Senate Minority Leader Chuck Schumer (D-NY) spoke on the floor of the U.S. Senate on May 14th, on the subject of Puerto Rico and the disaster relief bill currently under discussion in the Senate.
“A lot of Americans are still waiting for the Senate to put politics aside and help them piece their lives back together from natural disasters last year,” Schumer began. His remarks pointed out the likelihood that these disasters owe something to climate change.
He moved on to the disaster relief bill, saying that members of his party “have maintained that it must include relief for ALL Americans affected by disasters last year, not just those Americans living in the West or Midwest or South, but also the three million American citizens living in Puerto Rico.”
Additional help for Puerto Rico has been a point of contention in discussions of disaster relief bills in the House and the Senate. Some members have held that Puerto Rico has already received enough financial support, or that enough disaster relief funding has already been allocated, even if it has not yet been received.
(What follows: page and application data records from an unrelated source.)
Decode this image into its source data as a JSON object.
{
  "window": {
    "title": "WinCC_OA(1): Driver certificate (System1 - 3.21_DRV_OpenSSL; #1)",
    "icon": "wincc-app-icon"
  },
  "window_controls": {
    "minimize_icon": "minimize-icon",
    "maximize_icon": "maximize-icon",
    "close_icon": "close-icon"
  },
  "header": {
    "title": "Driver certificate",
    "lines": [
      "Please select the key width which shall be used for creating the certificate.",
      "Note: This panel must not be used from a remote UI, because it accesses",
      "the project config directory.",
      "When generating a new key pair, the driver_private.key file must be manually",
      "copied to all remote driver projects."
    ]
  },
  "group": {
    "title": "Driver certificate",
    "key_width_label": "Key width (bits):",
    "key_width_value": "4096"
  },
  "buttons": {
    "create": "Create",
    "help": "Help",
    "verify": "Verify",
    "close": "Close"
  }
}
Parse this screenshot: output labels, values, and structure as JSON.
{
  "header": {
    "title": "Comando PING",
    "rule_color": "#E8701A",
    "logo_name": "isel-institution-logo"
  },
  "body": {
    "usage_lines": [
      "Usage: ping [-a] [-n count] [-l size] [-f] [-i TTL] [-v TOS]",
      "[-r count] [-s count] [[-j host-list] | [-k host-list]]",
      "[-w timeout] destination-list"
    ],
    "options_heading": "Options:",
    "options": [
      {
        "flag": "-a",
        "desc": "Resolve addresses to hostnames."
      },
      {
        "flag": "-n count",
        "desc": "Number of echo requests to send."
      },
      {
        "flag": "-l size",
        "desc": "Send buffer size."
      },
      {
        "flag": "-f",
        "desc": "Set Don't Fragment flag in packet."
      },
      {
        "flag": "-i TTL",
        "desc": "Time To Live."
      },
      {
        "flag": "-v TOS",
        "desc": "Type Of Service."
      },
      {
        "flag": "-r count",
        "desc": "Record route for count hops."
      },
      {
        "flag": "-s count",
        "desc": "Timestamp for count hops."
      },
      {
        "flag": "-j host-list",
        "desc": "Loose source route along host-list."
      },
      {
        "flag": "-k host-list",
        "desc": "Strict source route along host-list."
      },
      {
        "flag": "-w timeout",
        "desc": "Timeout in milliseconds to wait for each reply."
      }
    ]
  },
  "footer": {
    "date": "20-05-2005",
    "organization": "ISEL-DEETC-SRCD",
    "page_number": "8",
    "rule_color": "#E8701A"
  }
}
There have also been suggestions that Puerto Rico has not made wise use of disaster relief funding, and that additional funds going to Puerto Rico would reduce available help for States. Some of this rhetoric has come from the White House. Senate Republicans have been working with the White House in an effort to produce a bill that will satisfy all sides of the question.
“It’s not a zero-sum game,” Schumer pointed out. “It’s not that, if you help Puerto Rico, you won’t be helping Florida or Iowa. You can help them all and that’s what Americans have always done.”
Schumer went on to say, “I am encouraged that Republicans are starting to realize that we cannot leave Puerto Rico out… [I]f Puerto Rico’s not in the package, no package will pass.”
Puerto Rico has been described as “a sticking point” for disaster relief funding.
“I hope that we can find an agreement soon, and put this unnecessary political fight behind us,” Schumer concluded, “and finally deliver relief to disaster-stricken Americans wherever they may be.”
A House disaster relief bill passed last week with bipartisan support.